### Task to carry out
All of the records are to be copied out exactly, with nothing left out.

### Given data

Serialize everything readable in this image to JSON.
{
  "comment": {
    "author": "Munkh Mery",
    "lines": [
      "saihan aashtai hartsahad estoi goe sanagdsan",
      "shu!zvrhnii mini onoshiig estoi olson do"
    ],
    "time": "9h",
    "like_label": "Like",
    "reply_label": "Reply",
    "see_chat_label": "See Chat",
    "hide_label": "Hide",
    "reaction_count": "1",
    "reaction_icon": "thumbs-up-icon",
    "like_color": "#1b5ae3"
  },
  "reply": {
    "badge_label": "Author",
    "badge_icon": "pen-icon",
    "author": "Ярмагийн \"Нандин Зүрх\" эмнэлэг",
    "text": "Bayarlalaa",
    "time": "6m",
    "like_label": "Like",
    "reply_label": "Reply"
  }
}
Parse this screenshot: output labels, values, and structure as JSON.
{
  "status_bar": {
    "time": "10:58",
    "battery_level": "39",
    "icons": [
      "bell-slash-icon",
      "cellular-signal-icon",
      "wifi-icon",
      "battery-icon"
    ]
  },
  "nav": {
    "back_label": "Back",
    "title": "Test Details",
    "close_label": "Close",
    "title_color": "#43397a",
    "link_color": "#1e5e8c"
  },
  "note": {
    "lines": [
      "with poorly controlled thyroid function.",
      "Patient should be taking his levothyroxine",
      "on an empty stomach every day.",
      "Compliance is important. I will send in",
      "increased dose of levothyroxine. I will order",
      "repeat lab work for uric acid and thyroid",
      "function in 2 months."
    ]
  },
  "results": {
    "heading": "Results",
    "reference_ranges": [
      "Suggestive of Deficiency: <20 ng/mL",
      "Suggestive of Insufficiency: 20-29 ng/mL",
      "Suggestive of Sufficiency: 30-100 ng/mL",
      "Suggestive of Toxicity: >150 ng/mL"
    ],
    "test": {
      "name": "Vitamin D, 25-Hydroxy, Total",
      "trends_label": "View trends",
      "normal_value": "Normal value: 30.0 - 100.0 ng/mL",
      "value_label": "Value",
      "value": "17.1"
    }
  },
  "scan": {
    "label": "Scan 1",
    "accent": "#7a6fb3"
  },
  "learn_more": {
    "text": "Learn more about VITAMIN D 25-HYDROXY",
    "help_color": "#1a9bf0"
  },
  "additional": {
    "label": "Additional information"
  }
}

### Solution to the exercise
Serialize everything readable in this image to JSON.
{
  "comment": {
    "author": "Munkh Mery",
    "lines": [
      "saihan aashtai hartsahad estoi goe sanagdsan",
      "shu!zvrhnii mini onoshiig estoi olson do"
    ],
    "time": "9h",
    "like_label": "Like",
    "reply_label": "Reply",
    "see_chat_label": "See Chat",
    "hide_label": "Hide",
    "reaction_count": "1",
    "reaction_icon": "thumbs-up-icon",
    "like_color": "#1b5ae3"
  },
  "reply": {
    "badge_label": "Author",
    "badge_icon": "pen-icon",
    "author": "Ярмагийн \"Нандин Зүрх\" эмнэлэг",
    "text": "Bayarlalaa",
    "time": "6m",
    "like_label": "Like",
    "reply_label": "Reply"
  }
}
Parse this screenshot: output labels, values, and structure as JSON.
{
  "status_bar": {
    "time": "10:58",
    "battery_level": "39",
    "icons": [
      "bell-slash-icon",
      "cellular-signal-icon",
      "wifi-icon",
      "battery-icon"
    ]
  },
  "nav": {
    "back_label": "Back",
    "title": "Test Details",
    "close_label": "Close",
    "title_color": "#43397a",
    "link_color": "#1e5e8c"
  },
  "note": {
    "lines": [
      "with poorly controlled thyroid function.",
      "Patient should be taking his levothyroxine",
      "on an empty stomach every day.",
      "Compliance is important. I will send in",
      "increased dose of levothyroxine. I will order",
      "repeat lab work for uric acid and thyroid",
      "function in 2 months."
    ]
  },
  "results": {
    "heading": "Results",
    "reference_ranges": [
      "Suggestive of Deficiency: <20 ng/mL",
      "Suggestive of Insufficiency: 20-29 ng/mL",
      "Suggestive of Sufficiency: 30-100 ng/mL",
      "Suggestive of Toxicity: >150 ng/mL"
    ],
    "test": {
      "name": "Vitamin D, 25-Hydroxy, Total",
      "trends_label": "View trends",
      "normal_value": "Normal value: 30.0 - 100.0 ng/mL",
      "value_label": "Value",
      "value": "17.1"
    }
  },
  "scan": {
    "label": "Scan 1",
    "accent": "#7a6fb3"
  },
  "learn_more": {
    "text": "Learn more about VITAMIN D 25-HYDROXY",
    "help_color": "#1a9bf0"
  },
  "additional": {
    "label": "Additional information"
  }
}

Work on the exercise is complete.